Activity » Select, from the data, each line where "saniye" occurs.
### Data shown
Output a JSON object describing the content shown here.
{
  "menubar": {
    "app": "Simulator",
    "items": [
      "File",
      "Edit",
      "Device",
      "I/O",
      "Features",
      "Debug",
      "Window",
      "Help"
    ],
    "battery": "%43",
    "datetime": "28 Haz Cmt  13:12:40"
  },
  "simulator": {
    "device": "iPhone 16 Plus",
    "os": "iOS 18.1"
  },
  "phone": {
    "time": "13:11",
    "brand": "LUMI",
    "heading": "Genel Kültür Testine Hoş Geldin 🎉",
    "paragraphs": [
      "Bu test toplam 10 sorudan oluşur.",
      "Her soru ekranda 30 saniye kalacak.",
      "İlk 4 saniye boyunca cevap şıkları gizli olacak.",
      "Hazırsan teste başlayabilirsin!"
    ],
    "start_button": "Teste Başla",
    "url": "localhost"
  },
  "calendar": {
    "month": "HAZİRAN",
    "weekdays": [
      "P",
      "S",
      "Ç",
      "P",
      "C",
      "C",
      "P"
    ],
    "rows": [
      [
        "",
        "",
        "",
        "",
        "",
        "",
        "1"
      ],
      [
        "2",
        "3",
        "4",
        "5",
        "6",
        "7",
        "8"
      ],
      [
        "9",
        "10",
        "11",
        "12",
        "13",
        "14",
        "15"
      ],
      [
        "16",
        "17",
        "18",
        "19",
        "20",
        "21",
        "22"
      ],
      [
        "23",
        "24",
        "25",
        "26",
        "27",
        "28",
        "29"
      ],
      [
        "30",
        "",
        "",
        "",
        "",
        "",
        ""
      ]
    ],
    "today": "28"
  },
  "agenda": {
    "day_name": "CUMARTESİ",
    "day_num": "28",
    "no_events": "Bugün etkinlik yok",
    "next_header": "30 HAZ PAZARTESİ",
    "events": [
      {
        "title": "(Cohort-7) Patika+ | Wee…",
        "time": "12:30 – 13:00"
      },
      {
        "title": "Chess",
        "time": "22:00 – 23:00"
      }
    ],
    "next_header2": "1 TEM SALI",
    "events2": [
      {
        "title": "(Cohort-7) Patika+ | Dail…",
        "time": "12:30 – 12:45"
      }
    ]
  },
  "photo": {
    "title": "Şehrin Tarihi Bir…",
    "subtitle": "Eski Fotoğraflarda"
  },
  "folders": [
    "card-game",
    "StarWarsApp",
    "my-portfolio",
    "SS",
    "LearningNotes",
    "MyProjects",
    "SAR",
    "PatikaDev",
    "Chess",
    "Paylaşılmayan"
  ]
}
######
The answer »
      "Her soru ekranda 30 saniye kalacak.",
      "İlk 4 saniye boyunca cevap şıkları gizli olacak.",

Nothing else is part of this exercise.